The taxes themselves are imposed; the citizenry doesn’t have a choice. Taxes, in reality, are fees imposed by a group of people that have henchmen with guns that say we have to pay or else. Sometimes we benefit from them. Granted, we might well choose to keep paying them if given a choice, but we still don’t have one.
This sucker is electrical
But what if we were? There’s something called “crowdsourcing,” where people take to the Internet, the series of tubes invented by Al Gore, and social networks to come up with ideas, and more to the point, funds, for various projects. When used to raise funds, it’s called “crowdfunding.”
Crowdfunding is used in different ways and for different purposes. It can be used to raise donations, which don’t have to be paid back, or small loans that aggregate into a larger one, which do. For instance, websites Prosper.com and LendingClub.com both crowdfund personal loans for borrowers from investors, as does Kiva Microfinance.
Big things are possible. According to Slate.com, a recent crowdfunded project is the Tesla Museum. The land that the former laboratory of famous inventor Nikola Tesla used to sit on, in New York, is up for sale. A non-profit foundation wants to buy the site and create a museum devoted to Tesla. The land costs $1.4 million and the state of New York is generously providing $800,000, provided matching funds can be raised. Matthew Inman, creator of webcomic site TheOatmeal.com, started a project on Indiegogo.com, a crowdfunding site, after creating some webcomics about it to spur interest.
More than $1 million has been raised.
Application to public works
Granted, the state of New York is providing a generous share of the funding, but the price of the land has almost already been raised. Could the same thing be done for a public pool, or perhaps a new highway? Of course it could, given enough publicity. Technically, tax revenues are already crowdfunded, the only difference being that the middle man is a government and the people paying for it aren’t given a choice. Sometimes they are; we do have to vote for levies.

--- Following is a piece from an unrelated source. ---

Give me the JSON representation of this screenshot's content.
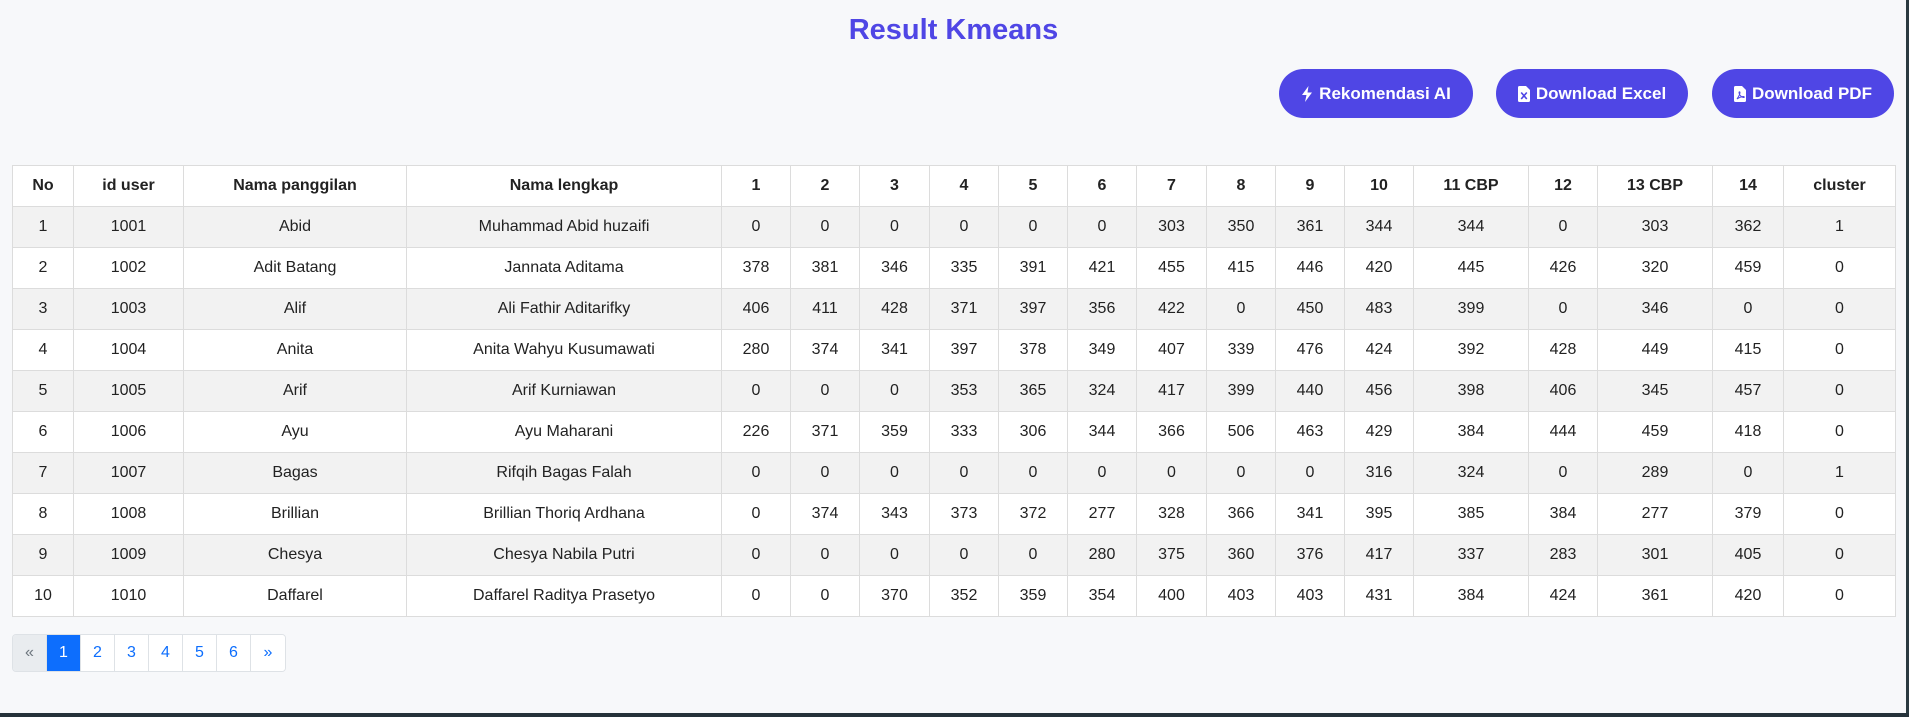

Not only that, but a public works project, funded by private citizens, wouldn’t necessarily have to be from donations. Say a new highway extension was needed; it could become a toll road, either permanently or until it was repaid. Obviously, there is potential in the model. One wonders what other parts of the government are obsolete?